Well, ’tis the season…commodities traders must get very little sleep in the hurricane months of the year. But Dean isn’t the only storm that has traders and investors on edge…the storm of selling on Wall Street has most up nights.
“The sea of red that was the commodities markets last week was more an act of covering margin calls in the equity markets than a well-thought fundamental shift. After all, what do soybeans and wheat have to do with subprime mortgages? We saw selling in key staple commodities across the board as traders reached for any source of equity they could in the wake of the Dow’s relentless selling.
“Both storms are impacting commodities and resource stocks across the board. Such ill weather, however, is providing plenty of opportunity for those who stay calm and know where to look.”
Luckily, Kevin’s Resource Trader Alert subscribers are staying calm and sitting pretty – because Kevin tells them exactly where to look…
*** Very interesting news coming from China today – by way of The 5 Min. Forecast:
For the first time, Chinese citizens will be allowed to purchase shares on the Hong Kong exchange. Domestic investors can now open accounts at the Bank of China and trade all aspects of the Hong Kong market.
“This is, potentially, a big deal,” explains Addison, “The Chinese have $2.2 trillion in savings… which can now be deployed in the market. Chinese traders no longer have to jump through the mainland’s bureaucratic hoops when moving money internationally.”
“‘It is sometimes hard to believe,’ Chris Mayer tells us, ‘but the impact of China on the world economy could still be much greater as the economy liberalizes further and as it gets larger. Right now, China has a lot of money. And where it ultimately invests that money could have a major effect on market prices.'”
“‘Personally,’ Christopher Hancock chimed in, ‘I’m amazed this didn’t make the front page of the Financial Times. This is probably the most important financial development in China since the entry into the WTO in 2001.
“‘This is great news for the Hong Kong market, especially Chinese companies that don’t have either a Shanghai or Shenzhen listing. This also gives Chinese citizens a way to access foreign exchange markets by investing in companies listed in Hong Kong that derive a majority of their profits in other currencies.’
“The Hang Seng Index in Hong Kong jumped 6% on the news — the biggest gain in eight years. The Hang Seng China Enterprises Index, which tracks mainland Chinese companies traded in Hong Kong, soared nearly 9%.”
For more breaking news, check out what Addison and Ian have been up to at The 5 Min. Forecast
*** Just because something hasn’t happened ever before – doesn’t mean it never will. In echoing Bill’s sentiment in his above piece: people have begun to expect something for nothing…there’s seems to be this sense of ‘entitlement’ pervading our society…but eventually people will realize that there’s no such thing as a free lunch – and even though it’s a total cliché: that if something looks to good to be true, it probably is.
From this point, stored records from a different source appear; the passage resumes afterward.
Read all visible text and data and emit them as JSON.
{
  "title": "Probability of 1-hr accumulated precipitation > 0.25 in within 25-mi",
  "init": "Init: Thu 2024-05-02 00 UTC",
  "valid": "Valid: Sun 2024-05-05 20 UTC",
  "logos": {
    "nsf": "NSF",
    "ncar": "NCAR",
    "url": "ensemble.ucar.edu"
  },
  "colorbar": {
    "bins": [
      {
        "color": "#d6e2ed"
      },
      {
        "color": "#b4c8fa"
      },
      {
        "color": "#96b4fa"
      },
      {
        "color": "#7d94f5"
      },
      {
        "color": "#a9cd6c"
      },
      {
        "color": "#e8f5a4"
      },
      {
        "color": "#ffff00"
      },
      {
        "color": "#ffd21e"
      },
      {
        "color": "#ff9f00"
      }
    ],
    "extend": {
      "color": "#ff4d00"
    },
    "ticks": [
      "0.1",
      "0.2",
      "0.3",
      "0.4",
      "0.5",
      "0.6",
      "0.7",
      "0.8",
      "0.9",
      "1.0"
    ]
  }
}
Unfortunately, some people are being forced to learn that the hard way. Take investors in Sentinel Management Group – a money market fund. On Tuesday, Sentinel Management Group froze assets in a $1.5 billion fund, saying too many investors are trying to withdraw their money. “We have never experienced a situation quite like this one,” Sentinel Management said. “Liquidity has dried up all over the Street.”
“What happened is that Sentinel thought that just because it has not seen something yet, it could not happen,” writes Mike “Mish” Shedlock in today’s guest essay.
“This is, in essence, the same thing that happened to the models at Moody’s, Fitch, and the S&P, and various quant models. On Tuesday, Sentinel asked the U.S. Commodity Futures Trading Commission for permissions to halt redemptions. The request was denied.”
Be sure and check out today’s guest essay for more on Sentinel – and some free tips on how to not become a Sentinel victim.
The Daily Reckoning
P.S. By the by, Mish’s Survival Report readers were more than prepared for the “liquidity crunch” and the housing debacle. In fact, they even made some money off of it…